**Website and app data records:**
----

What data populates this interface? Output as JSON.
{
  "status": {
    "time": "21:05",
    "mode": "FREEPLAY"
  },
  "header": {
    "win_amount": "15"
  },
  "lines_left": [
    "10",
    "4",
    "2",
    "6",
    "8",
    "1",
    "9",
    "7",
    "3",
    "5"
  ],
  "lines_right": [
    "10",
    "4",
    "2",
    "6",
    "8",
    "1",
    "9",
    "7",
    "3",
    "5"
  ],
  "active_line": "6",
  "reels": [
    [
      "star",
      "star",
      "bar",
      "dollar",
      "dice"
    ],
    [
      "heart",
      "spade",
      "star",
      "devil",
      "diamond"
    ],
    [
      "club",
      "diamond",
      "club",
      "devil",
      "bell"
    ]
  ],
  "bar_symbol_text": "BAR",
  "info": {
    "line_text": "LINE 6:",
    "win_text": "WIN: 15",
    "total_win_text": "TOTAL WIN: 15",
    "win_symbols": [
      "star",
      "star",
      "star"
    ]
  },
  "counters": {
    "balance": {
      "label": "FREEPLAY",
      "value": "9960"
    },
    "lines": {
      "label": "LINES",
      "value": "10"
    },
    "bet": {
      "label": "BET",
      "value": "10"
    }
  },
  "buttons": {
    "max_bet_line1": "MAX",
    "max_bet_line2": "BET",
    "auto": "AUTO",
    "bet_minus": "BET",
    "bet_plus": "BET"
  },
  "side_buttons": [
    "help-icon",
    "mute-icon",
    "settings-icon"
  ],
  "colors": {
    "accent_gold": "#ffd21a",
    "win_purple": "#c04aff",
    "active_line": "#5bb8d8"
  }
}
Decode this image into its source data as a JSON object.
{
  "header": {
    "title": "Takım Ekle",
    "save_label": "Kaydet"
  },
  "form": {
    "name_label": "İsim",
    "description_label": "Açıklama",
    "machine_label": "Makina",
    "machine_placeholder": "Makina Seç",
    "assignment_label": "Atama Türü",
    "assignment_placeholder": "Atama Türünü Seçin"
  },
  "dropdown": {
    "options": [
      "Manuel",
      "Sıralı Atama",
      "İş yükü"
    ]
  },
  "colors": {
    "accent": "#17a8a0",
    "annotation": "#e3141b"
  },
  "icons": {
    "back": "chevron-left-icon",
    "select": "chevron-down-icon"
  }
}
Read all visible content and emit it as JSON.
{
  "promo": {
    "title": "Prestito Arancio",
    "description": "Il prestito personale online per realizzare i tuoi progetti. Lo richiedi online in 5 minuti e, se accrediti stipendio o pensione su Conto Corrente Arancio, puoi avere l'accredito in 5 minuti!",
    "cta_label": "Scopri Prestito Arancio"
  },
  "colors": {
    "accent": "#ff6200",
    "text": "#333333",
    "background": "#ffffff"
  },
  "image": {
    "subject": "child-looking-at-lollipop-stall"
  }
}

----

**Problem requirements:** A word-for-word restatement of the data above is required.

**Finished task:**
What data populates this interface? Output as JSON.
{
  "status": {
    "time": "21:05",
    "mode": "FREEPLAY"
  },
  "header": {
    "win_amount": "15"
  },
  "lines_left": [
    "10",
    "4",
    "2",
    "6",
    "8",
    "1",
    "9",
    "7",
    "3",
    "5"
  ],
  "lines_right": [
    "10",
    "4",
    "2",
    "6",
    "8",
    "1",
    "9",
    "7",
    "3",
    "5"
  ],
  "active_line": "6",
  "reels": [
    [
      "star",
      "star",
      "bar",
      "dollar",
      "dice"
    ],
    [
      "heart",
      "spade",
      "star",
      "devil",
      "diamond"
    ],
    [
      "club",
      "diamond",
      "club",
      "devil",
      "bell"
    ]
  ],
  "bar_symbol_text": "BAR",
  "info": {
    "line_text": "LINE 6:",
    "win_text": "WIN: 15",
    "total_win_text": "TOTAL WIN: 15",
    "win_symbols": [
      "star",
      "star",
      "star"
    ]
  },
  "counters": {
    "balance": {
      "label": "FREEPLAY",
      "value": "9960"
    },
    "lines": {
      "label": "LINES",
      "value": "10"
    },
    "bet": {
      "label": "BET",
      "value": "10"
    }
  },
  "buttons": {
    "max_bet_line1": "MAX",
    "max_bet_line2": "BET",
    "auto": "AUTO",
    "bet_minus": "BET",
    "bet_plus": "BET"
  },
  "side_buttons": [
    "help-icon",
    "mute-icon",
    "settings-icon"
  ],
  "colors": {
    "accent_gold": "#ffd21a",
    "win_purple": "#c04aff",
    "active_line": "#5bb8d8"
  }
}
Decode this image into its source data as a JSON object.
{
  "header": {
    "title": "Takım Ekle",
    "save_label": "Kaydet"
  },
  "form": {
    "name_label": "İsim",
    "description_label": "Açıklama",
    "machine_label": "Makina",
    "machine_placeholder": "Makina Seç",
    "assignment_label": "Atama Türü",
    "assignment_placeholder": "Atama Türünü Seçin"
  },
  "dropdown": {
    "options": [
      "Manuel",
      "Sıralı Atama",
      "İş yükü"
    ]
  },
  "colors": {
    "accent": "#17a8a0",
    "annotation": "#e3141b"
  },
  "icons": {
    "back": "chevron-left-icon",
    "select": "chevron-down-icon"
  }
}
Read all visible content and emit it as JSON.
{
  "promo": {
    "title": "Prestito Arancio",
    "description": "Il prestito personale online per realizzare i tuoi progetti. Lo richiedi online in 5 minuti e, se accrediti stipendio o pensione su Conto Corrente Arancio, puoi avere l'accredito in 5 minuti!",
    "cta_label": "Scopri Prestito Arancio"
  },
  "colors": {
    "accent": "#ff6200",
    "text": "#333333",
    "background": "#ffffff"
  },
  "image": {
    "subject": "child-looking-at-lollipop-stall"
  }
}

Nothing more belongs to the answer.